Pauline Kim (law, Washington U.) argues that there are good reasons why we should prevent employer use of genetic data even when employers are acting rationally in using it. Specifically, she contends, work is “more than merely an income stream; it is closely tied to identity, status and community.” Pauline T. Kim, Genetic Discrimination, Genetic Privacy: Rethinking Employee Protections for a Brave New Workplace, 96 Nw. U. L. Rev. 1497 (2002). The importance of work in people’s lives is a strong enough societal value that it should trump the extra benefits employers might get in using genetic information.
Kim’s observations help explain Curry’s decision to risk his life and compromise his health care in order to be able to continue his job. Curry made this decision despite being offered a lucrative package by the Bulls even if his genetic tests came out against him.
These issues are powerfully illustrated by the movie Gattaca, which depicts a society that openly engages in genetic discrimination. The main character, Vincent, is born with a genetic predisposition to develop a heart defect. He is thus deemed unfit for most jobs, and he cannot pursue his dreams of being an astronaut. He therefore assumes the identity of another person to pursue his dream. The movie shows a world in which people’s possibilities are constrained, where they are locked out of their dreams by being permanently marked as genetically defective. It is certainly understandable why Eddie Curry wouldn’t want this fate. And IBM is to be greatly commended for setting up a policy where its employees will never be put in the difficult position Curry was placed in.

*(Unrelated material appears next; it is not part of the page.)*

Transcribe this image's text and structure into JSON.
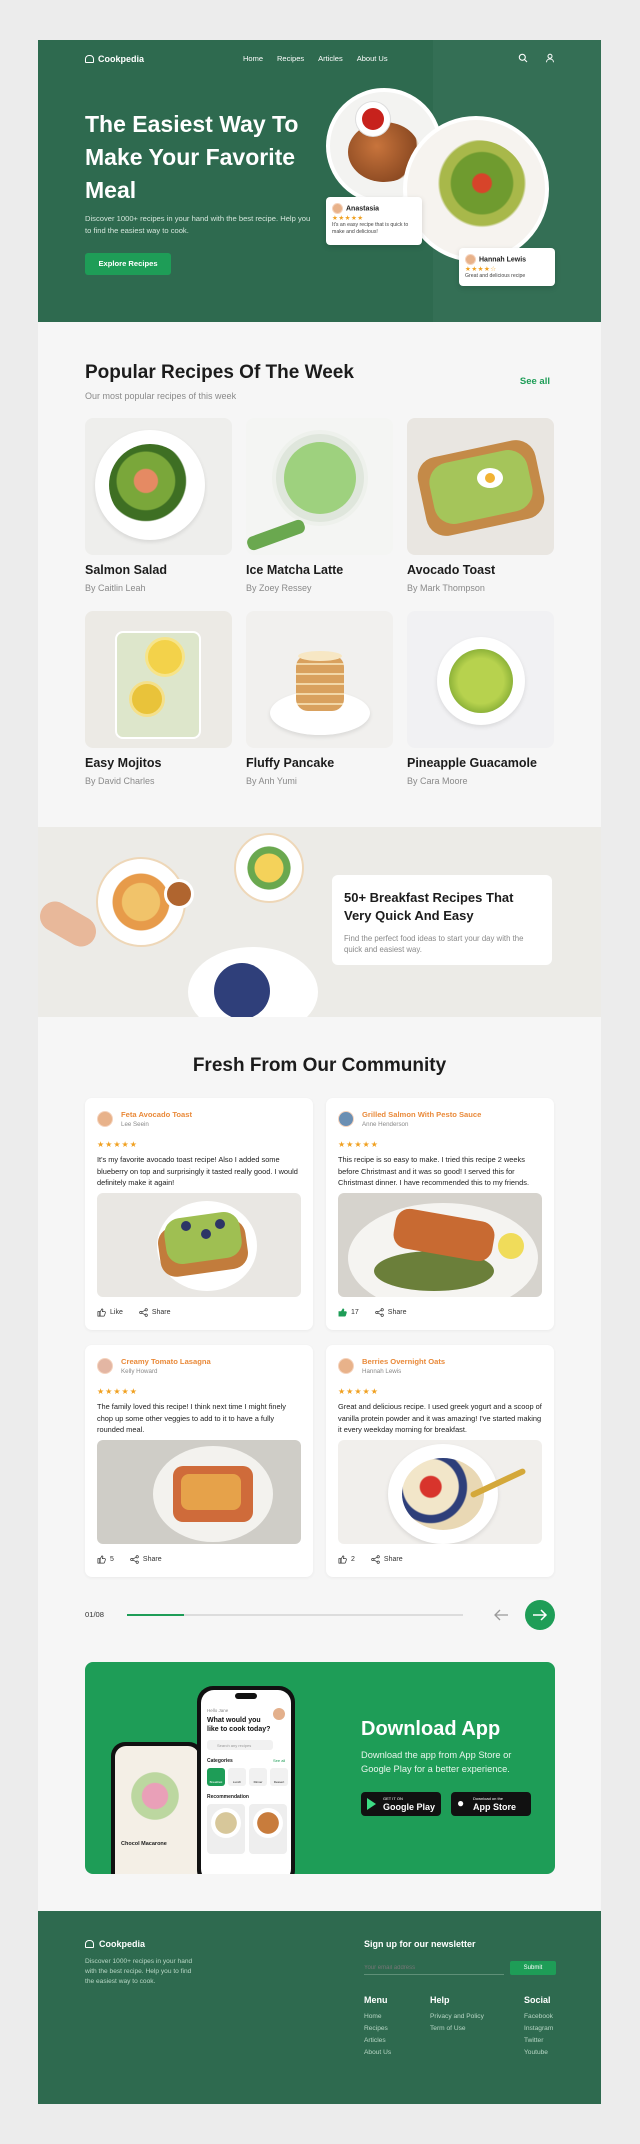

UPDATE: There is an interesting discussion of the Eddie Curry incident from last week over at PrawfsBlawg in a post by Matt Bodie.